We round out the show with Sarah Gray's interview with the host of the "Bad With Money" podcast, Gaby Dunn. The two discuss the taboo of talking about money, practical financial solutions vs. systemic issues, student loans, the soaring cost of health insurance, and the most infuriating thing Dunn has learned while making "Bad With Money."

Podcast notes:

Read more about the stories we did (and didn't) talk about this week on "Got Your Attention."

  • Sexual assault and domestic abuse may be considered preexisting conditions under the GOP's replacement for the Affordable Care Act (or Obamacare) replacement.
  • Ivanka Trump brand quietly found a way to sell their clothes without using its namesake’s now-controversial name.
  • According to The Nation's Ari Berman, France's voter turnout for it's presidential election last week was the lowest voter turnout since 1969, 74 percent, is equivalent to the United States's highest voter turnout since 1896.
  • The MTV Movie and TV Awards were "woke" as hell.
  • Kim Kardashian called Scott Disick's new girl a "ghetto girl" and a "whore."
  • Nicki Minaj is going to pay off student loans for some lucky 4.0 students—which is great, but can't we just make college more affordable?
  • Ivanka Trump's book, Dove's bottles, the commercialization of feminism, and Sarah's favorite recent New York Times opinion piece.
  •  There's a new drug called Gray Death that experts are calling the most dangerous cocktail they've seen in two decades. There are already overdoses in Georgia, Alabama, and Ohio.
  • Religious porn users are more likely to think they have an addiction to porn than non-religious porn users.
  • Here is the Foreign Policy headline: "In Closed-Door Climate Showdown, It’s Jared and Ivanka vs. Bannon and Pruitt."
  •  Fitness guru Richard Simmons reportedly sued several tabloids for claiming that he is transitioning, according to The Hollywood Reporter.
  • "Men Are Trash" shirts were floating around twitter over the weekend and it raised a lot of "reverse sexism" questions, but this one tweet nailed why that's not a thing.
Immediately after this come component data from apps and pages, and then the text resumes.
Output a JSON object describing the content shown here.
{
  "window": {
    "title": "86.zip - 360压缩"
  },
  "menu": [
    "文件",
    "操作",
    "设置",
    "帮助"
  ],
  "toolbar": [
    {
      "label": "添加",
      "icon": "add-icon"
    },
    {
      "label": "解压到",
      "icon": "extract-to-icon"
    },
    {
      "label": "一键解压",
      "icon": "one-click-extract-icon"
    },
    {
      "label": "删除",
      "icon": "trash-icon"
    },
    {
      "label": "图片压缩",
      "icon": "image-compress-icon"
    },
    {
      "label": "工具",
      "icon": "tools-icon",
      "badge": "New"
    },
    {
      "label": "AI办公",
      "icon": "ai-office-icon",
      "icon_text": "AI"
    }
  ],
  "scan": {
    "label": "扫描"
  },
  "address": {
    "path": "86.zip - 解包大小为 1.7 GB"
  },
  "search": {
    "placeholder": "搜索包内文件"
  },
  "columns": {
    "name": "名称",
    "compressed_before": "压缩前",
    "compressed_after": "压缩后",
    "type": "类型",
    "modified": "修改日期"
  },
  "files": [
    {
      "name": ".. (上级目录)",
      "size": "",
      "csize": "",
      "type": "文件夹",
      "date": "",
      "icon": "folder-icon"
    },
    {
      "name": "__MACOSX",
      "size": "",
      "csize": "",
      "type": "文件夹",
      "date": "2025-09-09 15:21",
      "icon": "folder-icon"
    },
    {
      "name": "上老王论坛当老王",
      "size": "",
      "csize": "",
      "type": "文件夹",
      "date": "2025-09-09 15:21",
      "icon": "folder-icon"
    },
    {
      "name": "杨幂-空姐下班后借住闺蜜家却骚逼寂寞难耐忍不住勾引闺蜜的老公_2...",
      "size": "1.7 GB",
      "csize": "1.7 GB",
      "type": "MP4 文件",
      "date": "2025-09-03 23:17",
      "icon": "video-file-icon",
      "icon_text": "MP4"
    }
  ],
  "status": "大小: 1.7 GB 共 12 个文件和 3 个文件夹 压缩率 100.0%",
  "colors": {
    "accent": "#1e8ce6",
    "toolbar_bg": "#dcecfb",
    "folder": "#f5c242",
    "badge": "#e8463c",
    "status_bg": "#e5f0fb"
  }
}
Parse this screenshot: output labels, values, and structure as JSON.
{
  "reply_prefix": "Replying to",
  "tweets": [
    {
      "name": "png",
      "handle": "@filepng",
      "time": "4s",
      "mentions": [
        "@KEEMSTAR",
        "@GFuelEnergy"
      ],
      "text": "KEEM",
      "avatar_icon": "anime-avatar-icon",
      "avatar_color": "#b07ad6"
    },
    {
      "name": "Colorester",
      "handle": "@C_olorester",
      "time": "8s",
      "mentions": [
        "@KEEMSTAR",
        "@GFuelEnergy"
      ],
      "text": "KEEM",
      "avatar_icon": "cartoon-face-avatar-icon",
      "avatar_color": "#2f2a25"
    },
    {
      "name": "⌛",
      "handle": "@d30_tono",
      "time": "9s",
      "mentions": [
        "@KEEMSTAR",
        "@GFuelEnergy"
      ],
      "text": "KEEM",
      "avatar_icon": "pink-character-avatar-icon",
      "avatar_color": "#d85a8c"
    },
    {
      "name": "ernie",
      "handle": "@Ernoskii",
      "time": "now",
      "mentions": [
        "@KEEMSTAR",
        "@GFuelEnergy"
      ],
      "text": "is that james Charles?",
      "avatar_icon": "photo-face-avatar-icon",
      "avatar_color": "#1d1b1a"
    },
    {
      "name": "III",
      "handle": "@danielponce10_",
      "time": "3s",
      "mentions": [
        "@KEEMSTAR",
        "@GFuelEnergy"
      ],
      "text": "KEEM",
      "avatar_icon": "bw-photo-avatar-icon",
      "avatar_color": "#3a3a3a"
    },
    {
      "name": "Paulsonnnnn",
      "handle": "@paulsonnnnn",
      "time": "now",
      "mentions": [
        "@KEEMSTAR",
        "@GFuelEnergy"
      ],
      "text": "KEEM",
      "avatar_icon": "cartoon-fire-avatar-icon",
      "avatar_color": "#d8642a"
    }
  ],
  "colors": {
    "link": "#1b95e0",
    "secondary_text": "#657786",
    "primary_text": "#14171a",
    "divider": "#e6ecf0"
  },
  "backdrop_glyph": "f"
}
What is the "Got Your Attention" podcast?

If you've ever wondered how the staff pitch and select the stories that you read or watch on ATTN:, we're giving you an inside listen. ATTN: Media is excited to announce "Got Your Attention," a podcast where ATTN: staffers compete to have their pitches accepted by our host — while also unpacking some of the week's most important headlines.
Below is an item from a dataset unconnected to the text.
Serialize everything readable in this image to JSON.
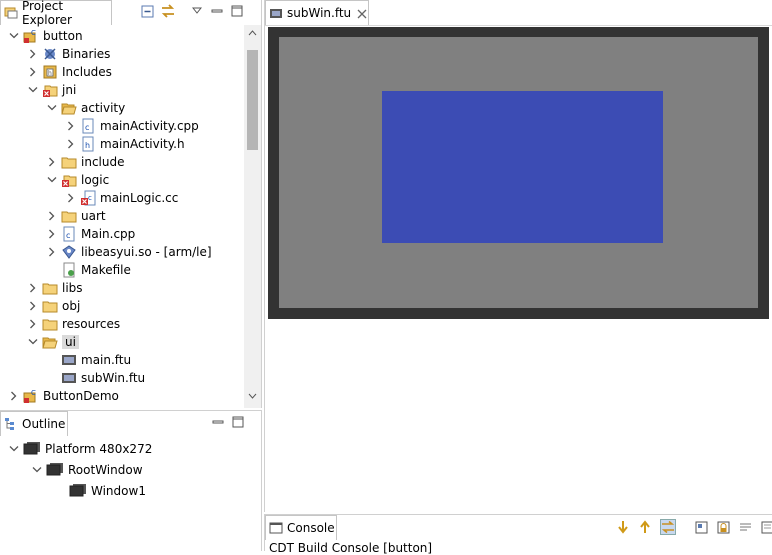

The game is simple: Three ATTN: staff members — Senior Social Trends Editor Omri Rolan, Associate Social Content Editor Sequoia Holmes, and Senior Editor Sarah Gray — pitch their best stories to our host and Head of Editorial Mike Vainisi. If Mike picks their story, they get a point, and the four discuss the story.